Recent studies have determined that the state of Maine has been one of the worst contributors to global warming—not just nationally, but globally. Data taken from 1960 to 2005 indicate that Maine topped 114 of 184 countries in greenhouse gas production. International environmental group Greenpeace concluded that although Maine ranked just 30th among U.S. states in global warming emissions, its pollution per person exceeds most of the rest of the world, including China.
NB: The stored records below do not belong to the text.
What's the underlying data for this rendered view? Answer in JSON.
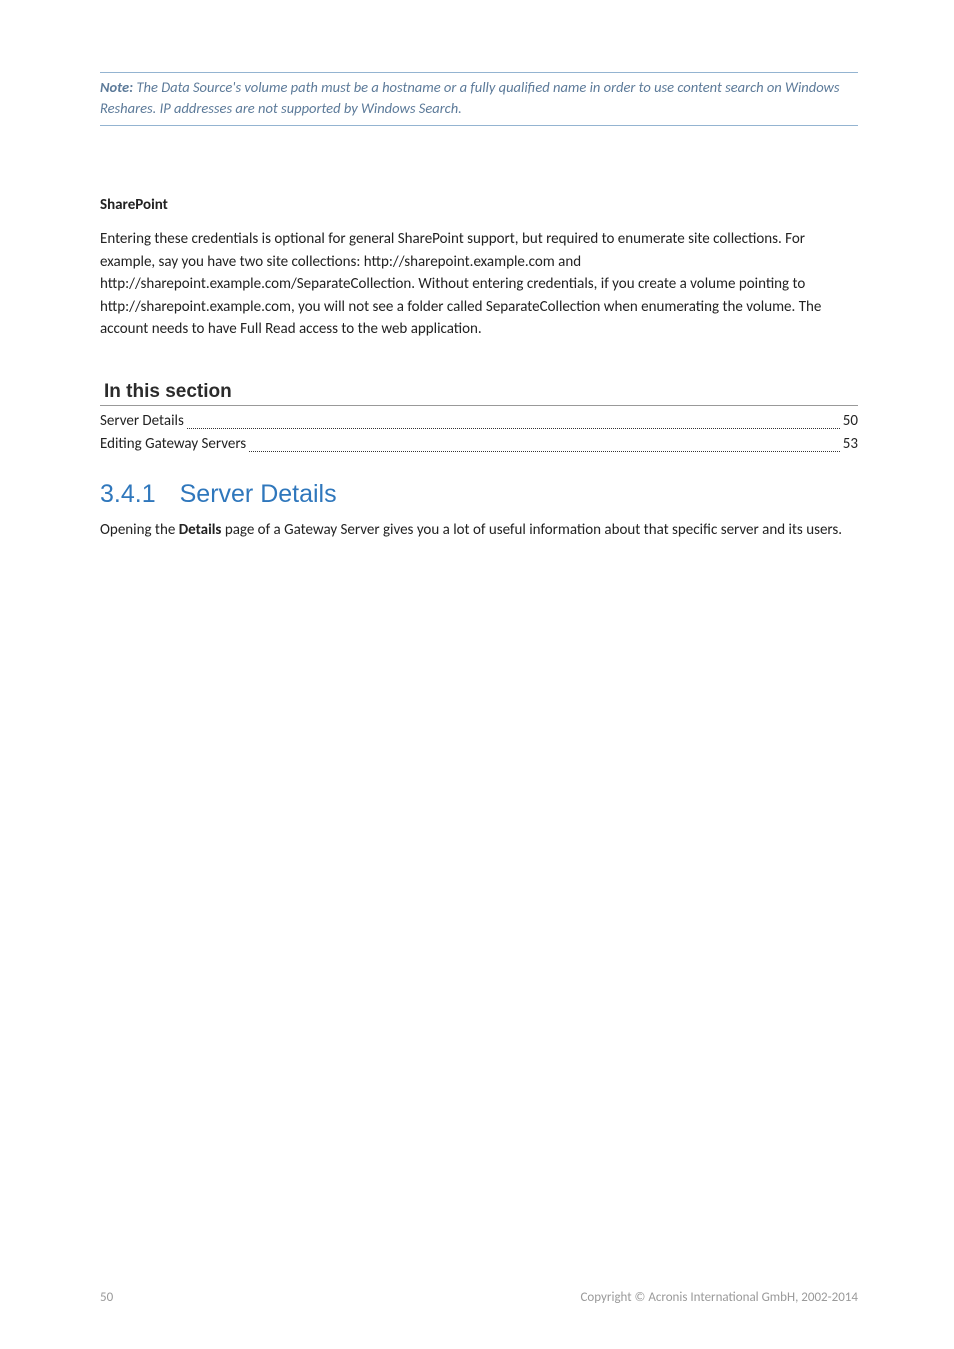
{
  "note": {
    "label": "Note:",
    "text": " The Data Source's volume path must be a hostname or a fully qualified name in order to use content search on Windows Reshares. IP addresses are not supported by Windows Search."
  },
  "sharepoint": {
    "heading": "SharePoint",
    "paragraph": "Entering these credentials is optional for general SharePoint support, but required to enumerate site collections. For example, say you have two site collections: http://sharepoint.example.com and http://sharepoint.example.com/SeparateCollection. Without entering credentials, if you create a volume pointing to http://sharepoint.example.com, you will not see a folder called SeparateCollection when enumerating the volume. The account needs to have Full Read access to the web application."
  },
  "section_heading": "In this section",
  "toc": [
    {
      "title": "Server Details",
      "page": "50"
    },
    {
      "title": "Editing Gateway Servers",
      "page": "53"
    }
  ],
  "subsection": {
    "number": "3.4.1",
    "title": "Server Details",
    "para_pre": "Opening the ",
    "para_bold": "Details",
    "para_post": " page of a Gateway Server gives you a lot of useful information about that specific server and its users."
  },
  "footer": {
    "page_number": "50",
    "copyright": "Copyright © Acronis International GmbH, 2002-2014"
  }
}
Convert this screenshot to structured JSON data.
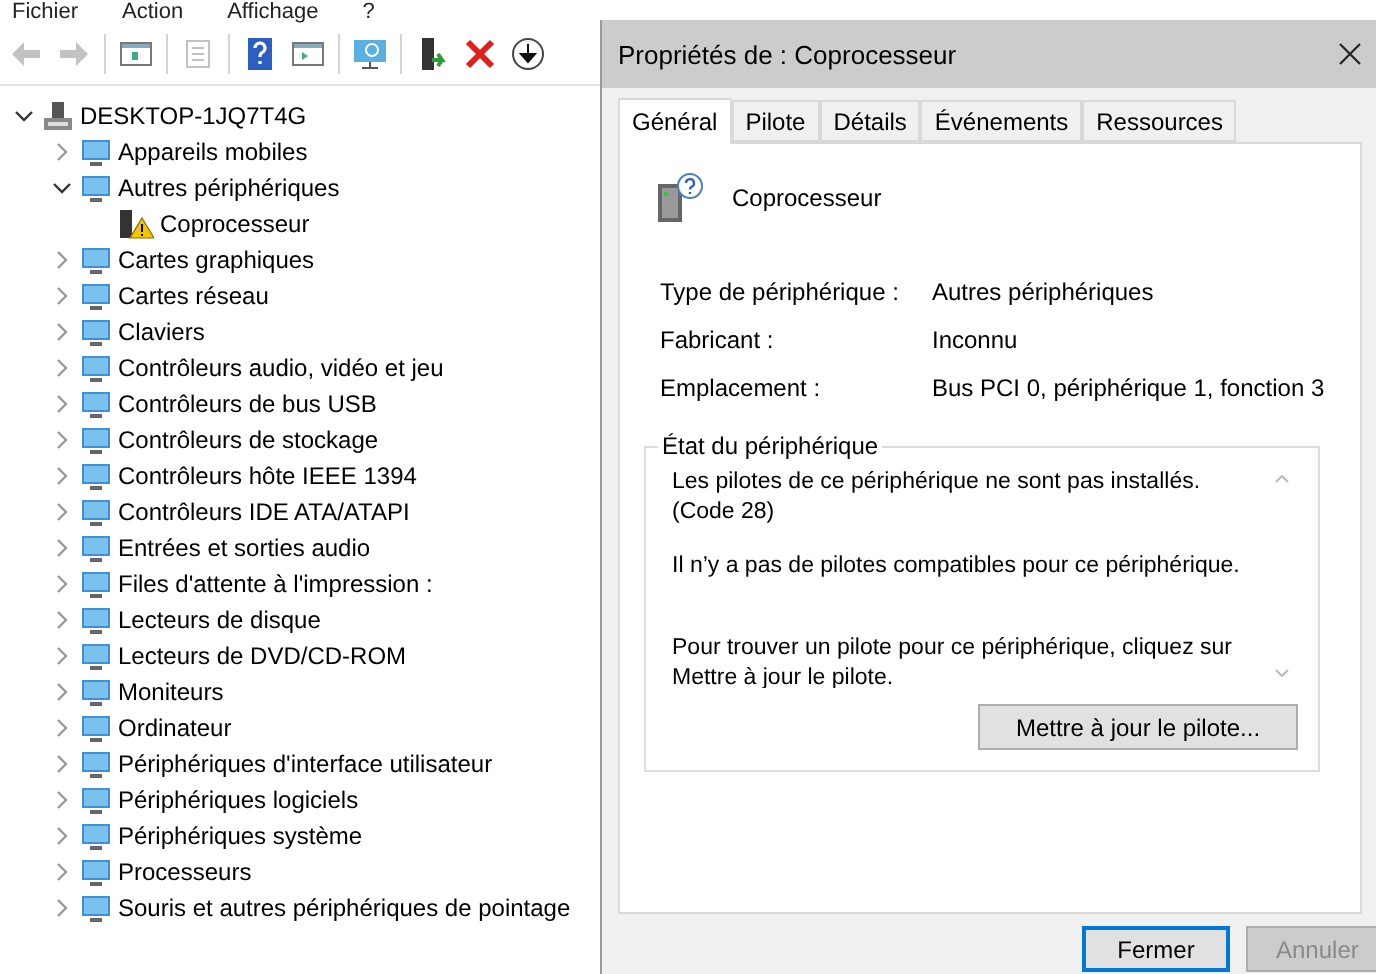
{
  "menu": [
    "Fichier",
    "Action",
    "Affichage",
    "?"
  ],
  "toolbar": [
    {
      "kind": "back",
      "disabled": true
    },
    {
      "kind": "forward",
      "disabled": true
    },
    {
      "kind": "sep"
    },
    {
      "kind": "tree",
      "disabled": false
    },
    {
      "kind": "sep"
    },
    {
      "kind": "props",
      "disabled": true
    },
    {
      "kind": "sep"
    },
    {
      "kind": "help",
      "disabled": false
    },
    {
      "kind": "pane",
      "disabled": false
    },
    {
      "kind": "sep"
    },
    {
      "kind": "scan",
      "disabled": false
    },
    {
      "kind": "sep"
    },
    {
      "kind": "update",
      "disabled": false
    },
    {
      "kind": "remove",
      "disabled": false
    },
    {
      "kind": "download",
      "disabled": false
    }
  ],
  "tree": {
    "label": "DESKTOP-1JQ7T4G",
    "kind": "computer",
    "expanded": true,
    "children": [
      {
        "label": "Appareils mobiles",
        "kind": "category",
        "expanded": false
      },
      {
        "label": "Autres périphériques",
        "kind": "category",
        "expanded": true,
        "children": [
          {
            "label": "Coprocesseur",
            "kind": "warning"
          }
        ]
      },
      {
        "label": "Cartes graphiques",
        "kind": "category",
        "expanded": false
      },
      {
        "label": "Cartes réseau",
        "kind": "category",
        "expanded": false
      },
      {
        "label": "Claviers",
        "kind": "category",
        "expanded": false
      },
      {
        "label": "Contrôleurs audio, vidéo et jeu",
        "kind": "category",
        "expanded": false
      },
      {
        "label": "Contrôleurs de bus USB",
        "kind": "category",
        "expanded": false
      },
      {
        "label": "Contrôleurs de stockage",
        "kind": "category",
        "expanded": false
      },
      {
        "label": "Contrôleurs hôte IEEE 1394",
        "kind": "category",
        "expanded": false
      },
      {
        "label": "Contrôleurs IDE ATA/ATAPI",
        "kind": "category",
        "expanded": false
      },
      {
        "label": "Entrées et sorties audio",
        "kind": "category",
        "expanded": false
      },
      {
        "label": "Files d'attente à l'impression :",
        "kind": "category",
        "expanded": false
      },
      {
        "label": "Lecteurs de disque",
        "kind": "category",
        "expanded": false
      },
      {
        "label": "Lecteurs de DVD/CD-ROM",
        "kind": "category",
        "expanded": false
      },
      {
        "label": "Moniteurs",
        "kind": "category",
        "expanded": false
      },
      {
        "label": "Ordinateur",
        "kind": "category",
        "expanded": false
      },
      {
        "label": "Périphériques d'interface utilisateur",
        "kind": "category",
        "expanded": false
      },
      {
        "label": "Périphériques logiciels",
        "kind": "category",
        "expanded": false
      },
      {
        "label": "Périphériques système",
        "kind": "category",
        "expanded": false
      },
      {
        "label": "Processeurs",
        "kind": "category",
        "expanded": false
      },
      {
        "label": "Souris et autres périphériques de pointage",
        "kind": "category",
        "expanded": false
      }
    ]
  },
  "dialog": {
    "title": "Propriétés de : Coprocesseur",
    "tabs": [
      {
        "label": "Général",
        "selected": true
      },
      {
        "label": "Pilote",
        "selected": false
      },
      {
        "label": "Détails",
        "selected": false
      },
      {
        "label": "Événements",
        "selected": false
      },
      {
        "label": "Ressources",
        "selected": false
      }
    ],
    "device_name": "Coprocesseur",
    "properties": [
      {
        "label": "Type de périphérique :",
        "value": "Autres périphériques"
      },
      {
        "label": "Fabricant :",
        "value": "Inconnu"
      },
      {
        "label": "Emplacement :",
        "value": "Bus PCI 0, périphérique 1, fonction 3"
      }
    ],
    "status": {
      "title": "État du périphérique",
      "paragraphs": [
        "Les pilotes de ce périphérique ne sont pas installés. (Code 28)",
        "Il n’y a pas de pilotes compatibles pour ce périphérique.",
        "Pour trouver un pilote pour ce périphérique, cliquez sur Mettre à jour le pilote."
      ],
      "button": "Mettre à jour le pilote..."
    },
    "buttons": [
      {
        "label": "Fermer",
        "default": true,
        "disabled": false
      },
      {
        "label": "Annuler",
        "default": false,
        "disabled": true
      }
    ]
  }
}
So far there have been some noticeable changes to Maine’s climate. Most cities’ temperatures are about 1 degree above average, and the average temperature in Lewiston, Maine, has increased 3.4 degrees. Most of the state has experienced a 20% decrease in precipitation. On the coast, Rockville saw a four inch rise in sea level during the last century and might experience a rise in fourteen more by the end of this century. Global warming could mean earlier spring melts which would raise inland water levels earlier and cause floods. Maine’s ecosystem sits at a fragile latitude, as many trees are already at their southern limits. Global warming could destroy 40 percent of forests in some areas, and could diminish the presence of fish and other wildlife. Furthermore, warmer temperatures could increase the presence of Lyme disease as well as create algae blooms and red tides that would harm the fishing industry.
Maine’s high emission rates contribute greatly to the U.S.’s elevated global rates, and many blame the federal government for not stepping in earlier. Maine has taken some steps to reduce its footprint, such as drafting the State of Maine Climate Change Action Plan and working with the Sierra Club to boost vehicle mile per gallon standards and introduce cleaner cars. Still, it is unknown whether these changes are being introduced too late. You may soon be able to catch a Maine lobster from the sea that is already boiled.